### DATASET EXTRACT
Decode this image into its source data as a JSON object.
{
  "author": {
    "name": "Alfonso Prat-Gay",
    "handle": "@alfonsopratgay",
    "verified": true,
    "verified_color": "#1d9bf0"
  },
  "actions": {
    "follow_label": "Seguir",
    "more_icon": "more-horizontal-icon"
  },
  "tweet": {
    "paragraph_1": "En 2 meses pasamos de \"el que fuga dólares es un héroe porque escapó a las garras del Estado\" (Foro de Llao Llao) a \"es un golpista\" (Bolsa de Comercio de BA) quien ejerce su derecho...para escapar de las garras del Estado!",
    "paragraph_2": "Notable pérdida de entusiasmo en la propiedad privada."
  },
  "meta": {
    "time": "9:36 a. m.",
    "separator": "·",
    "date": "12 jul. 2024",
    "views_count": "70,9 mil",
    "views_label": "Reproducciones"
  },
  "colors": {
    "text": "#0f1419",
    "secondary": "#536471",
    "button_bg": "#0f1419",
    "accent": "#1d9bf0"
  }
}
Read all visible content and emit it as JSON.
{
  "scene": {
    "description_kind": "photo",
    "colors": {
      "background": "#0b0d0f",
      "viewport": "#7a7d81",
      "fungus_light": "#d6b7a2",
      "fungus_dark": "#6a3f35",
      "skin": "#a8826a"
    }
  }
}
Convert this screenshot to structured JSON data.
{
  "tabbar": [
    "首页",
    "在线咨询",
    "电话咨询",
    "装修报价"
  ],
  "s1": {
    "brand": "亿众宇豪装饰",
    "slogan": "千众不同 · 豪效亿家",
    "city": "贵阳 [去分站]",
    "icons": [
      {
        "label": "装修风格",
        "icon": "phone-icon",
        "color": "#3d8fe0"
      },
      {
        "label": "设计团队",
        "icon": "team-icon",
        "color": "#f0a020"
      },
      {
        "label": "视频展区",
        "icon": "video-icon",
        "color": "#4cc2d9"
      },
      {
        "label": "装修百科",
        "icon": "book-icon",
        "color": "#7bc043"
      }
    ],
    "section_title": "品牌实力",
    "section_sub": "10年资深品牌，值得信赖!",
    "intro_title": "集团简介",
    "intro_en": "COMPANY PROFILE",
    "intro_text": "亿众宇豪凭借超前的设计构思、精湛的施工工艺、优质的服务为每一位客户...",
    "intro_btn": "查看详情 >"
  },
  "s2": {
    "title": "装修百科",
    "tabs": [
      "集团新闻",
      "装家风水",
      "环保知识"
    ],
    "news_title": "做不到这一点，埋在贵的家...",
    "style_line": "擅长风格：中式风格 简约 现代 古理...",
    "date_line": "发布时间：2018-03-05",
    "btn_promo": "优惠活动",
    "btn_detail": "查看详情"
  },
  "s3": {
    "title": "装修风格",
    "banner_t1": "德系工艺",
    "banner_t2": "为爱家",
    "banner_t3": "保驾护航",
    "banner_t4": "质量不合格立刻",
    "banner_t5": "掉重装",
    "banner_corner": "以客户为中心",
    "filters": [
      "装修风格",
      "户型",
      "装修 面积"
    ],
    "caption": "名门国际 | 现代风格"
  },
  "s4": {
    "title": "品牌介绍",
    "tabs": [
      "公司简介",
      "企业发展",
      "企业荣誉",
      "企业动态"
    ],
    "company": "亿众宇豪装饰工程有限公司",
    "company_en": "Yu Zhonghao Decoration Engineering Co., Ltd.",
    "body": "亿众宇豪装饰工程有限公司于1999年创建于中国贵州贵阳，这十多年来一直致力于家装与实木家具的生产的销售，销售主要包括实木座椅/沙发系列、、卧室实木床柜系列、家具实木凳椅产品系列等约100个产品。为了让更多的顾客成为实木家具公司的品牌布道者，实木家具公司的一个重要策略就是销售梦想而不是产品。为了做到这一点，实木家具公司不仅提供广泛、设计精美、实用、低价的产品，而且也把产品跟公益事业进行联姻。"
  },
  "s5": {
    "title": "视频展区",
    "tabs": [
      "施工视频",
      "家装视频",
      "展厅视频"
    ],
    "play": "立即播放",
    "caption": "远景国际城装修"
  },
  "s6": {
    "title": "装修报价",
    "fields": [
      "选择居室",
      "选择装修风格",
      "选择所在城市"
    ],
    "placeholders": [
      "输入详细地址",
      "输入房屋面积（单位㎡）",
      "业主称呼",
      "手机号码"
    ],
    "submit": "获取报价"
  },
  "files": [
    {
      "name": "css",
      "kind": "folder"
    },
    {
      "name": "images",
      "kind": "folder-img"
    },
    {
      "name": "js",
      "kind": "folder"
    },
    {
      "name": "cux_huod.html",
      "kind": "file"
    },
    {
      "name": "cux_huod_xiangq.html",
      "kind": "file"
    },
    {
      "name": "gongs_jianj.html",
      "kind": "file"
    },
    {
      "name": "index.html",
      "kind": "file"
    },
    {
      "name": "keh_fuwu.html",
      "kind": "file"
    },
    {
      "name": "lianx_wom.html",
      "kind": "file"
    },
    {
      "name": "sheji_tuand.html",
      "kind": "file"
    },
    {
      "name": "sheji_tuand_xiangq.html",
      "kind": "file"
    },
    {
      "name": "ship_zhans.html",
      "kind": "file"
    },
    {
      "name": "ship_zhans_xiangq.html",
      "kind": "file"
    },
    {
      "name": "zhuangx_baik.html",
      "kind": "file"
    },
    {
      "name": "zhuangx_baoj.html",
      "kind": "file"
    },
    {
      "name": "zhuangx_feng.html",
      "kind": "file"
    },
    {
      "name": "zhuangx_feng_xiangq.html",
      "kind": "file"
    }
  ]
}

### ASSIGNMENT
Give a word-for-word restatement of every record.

### SOLUTION TO THE EXERCISE
Decode this image into its source data as a JSON object.
{
  "author": {
    "name": "Alfonso Prat-Gay",
    "handle": "@alfonsopratgay",
    "verified": true,
    "verified_color": "#1d9bf0"
  },
  "actions": {
    "follow_label": "Seguir",
    "more_icon": "more-horizontal-icon"
  },
  "tweet": {
    "paragraph_1": "En 2 meses pasamos de \"el que fuga dólares es un héroe porque escapó a las garras del Estado\" (Foro de Llao Llao) a \"es un golpista\" (Bolsa de Comercio de BA) quien ejerce su derecho...para escapar de las garras del Estado!",
    "paragraph_2": "Notable pérdida de entusiasmo en la propiedad privada."
  },
  "meta": {
    "time": "9:36 a. m.",
    "separator": "·",
    "date": "12 jul. 2024",
    "views_count": "70,9 mil",
    "views_label": "Reproducciones"
  },
  "colors": {
    "text": "#0f1419",
    "secondary": "#536471",
    "button_bg": "#0f1419",
    "accent": "#1d9bf0"
  }
}
Read all visible content and emit it as JSON.
{
  "scene": {
    "description_kind": "photo",
    "colors": {
      "background": "#0b0d0f",
      "viewport": "#7a7d81",
      "fungus_light": "#d6b7a2",
      "fungus_dark": "#6a3f35",
      "skin": "#a8826a"
    }
  }
}
Convert this screenshot to structured JSON data.
{
  "tabbar": [
    "首页",
    "在线咨询",
    "电话咨询",
    "装修报价"
  ],
  "s1": {
    "brand": "亿众宇豪装饰",
    "slogan": "千众不同 · 豪效亿家",
    "city": "贵阳 [去分站]",
    "icons": [
      {
        "label": "装修风格",
        "icon": "phone-icon",
        "color": "#3d8fe0"
      },
      {
        "label": "设计团队",
        "icon": "team-icon",
        "color": "#f0a020"
      },
      {
        "label": "视频展区",
        "icon": "video-icon",
        "color": "#4cc2d9"
      },
      {
        "label": "装修百科",
        "icon": "book-icon",
        "color": "#7bc043"
      }
    ],
    "section_title": "品牌实力",
    "section_sub": "10年资深品牌，值得信赖!",
    "intro_title": "集团简介",
    "intro_en": "COMPANY PROFILE",
    "intro_text": "亿众宇豪凭借超前的设计构思、精湛的施工工艺、优质的服务为每一位客户...",
    "intro_btn": "查看详情 >"
  },
  "s2": {
    "title": "装修百科",
    "tabs": [
      "集团新闻",
      "装家风水",
      "环保知识"
    ],
    "news_title": "做不到这一点，埋在贵的家...",
    "style_line": "擅长风格：中式风格 简约 现代 古理...",
    "date_line": "发布时间：2018-03-05",
    "btn_promo": "优惠活动",
    "btn_detail": "查看详情"
  },
  "s3": {
    "title": "装修风格",
    "banner_t1": "德系工艺",
    "banner_t2": "为爱家",
    "banner_t3": "保驾护航",
    "banner_t4": "质量不合格立刻",
    "banner_t5": "掉重装",
    "banner_corner": "以客户为中心",
    "filters": [
      "装修风格",
      "户型",
      "装修 面积"
    ],
    "caption": "名门国际 | 现代风格"
  },
  "s4": {
    "title": "品牌介绍",
    "tabs": [
      "公司简介",
      "企业发展",
      "企业荣誉",
      "企业动态"
    ],
    "company": "亿众宇豪装饰工程有限公司",
    "company_en": "Yu Zhonghao Decoration Engineering Co., Ltd.",
    "body": "亿众宇豪装饰工程有限公司于1999年创建于中国贵州贵阳，这十多年来一直致力于家装与实木家具的生产的销售，销售主要包括实木座椅/沙发系列、、卧室实木床柜系列、家具实木凳椅产品系列等约100个产品。为了让更多的顾客成为实木家具公司的品牌布道者，实木家具公司的一个重要策略就是销售梦想而不是产品。为了做到这一点，实木家具公司不仅提供广泛、设计精美、实用、低价的产品，而且也把产品跟公益事业进行联姻。"
  },
  "s5": {
    "title": "视频展区",
    "tabs": [
      "施工视频",
      "家装视频",
      "展厅视频"
    ],
    "play": "立即播放",
    "caption": "远景国际城装修"
  },
  "s6": {
    "title": "装修报价",
    "fields": [
      "选择居室",
      "选择装修风格",
      "选择所在城市"
    ],
    "placeholders": [
      "输入详细地址",
      "输入房屋面积（单位㎡）",
      "业主称呼",
      "手机号码"
    ],
    "submit": "获取报价"
  },
  "files": [
    {
      "name": "css",
      "kind": "folder"
    },
    {
      "name": "images",
      "kind": "folder-img"
    },
    {
      "name": "js",
      "kind": "folder"
    },
    {
      "name": "cux_huod.html",
      "kind": "file"
    },
    {
      "name": "cux_huod_xiangq.html",
      "kind": "file"
    },
    {
      "name": "gongs_jianj.html",
      "kind": "file"
    },
    {
      "name": "index.html",
      "kind": "file"
    },
    {
      "name": "keh_fuwu.html",
      "kind": "file"
    },
    {
      "name": "lianx_wom.html",
      "kind": "file"
    },
    {
      "name": "sheji_tuand.html",
      "kind": "file"
    },
    {
      "name": "sheji_tuand_xiangq.html",
      "kind": "file"
    },
    {
      "name": "ship_zhans.html",
      "kind": "file"
    },
    {
      "name": "ship_zhans_xiangq.html",
      "kind": "file"
    },
    {
      "name": "zhuangx_baik.html",
      "kind": "file"
    },
    {
      "name": "zhuangx_baoj.html",
      "kind": "file"
    },
    {
      "name": "zhuangx_feng.html",
      "kind": "file"
    },
    {
      "name": "zhuangx_feng_xiangq.html",
      "kind": "file"
    }
  ]
}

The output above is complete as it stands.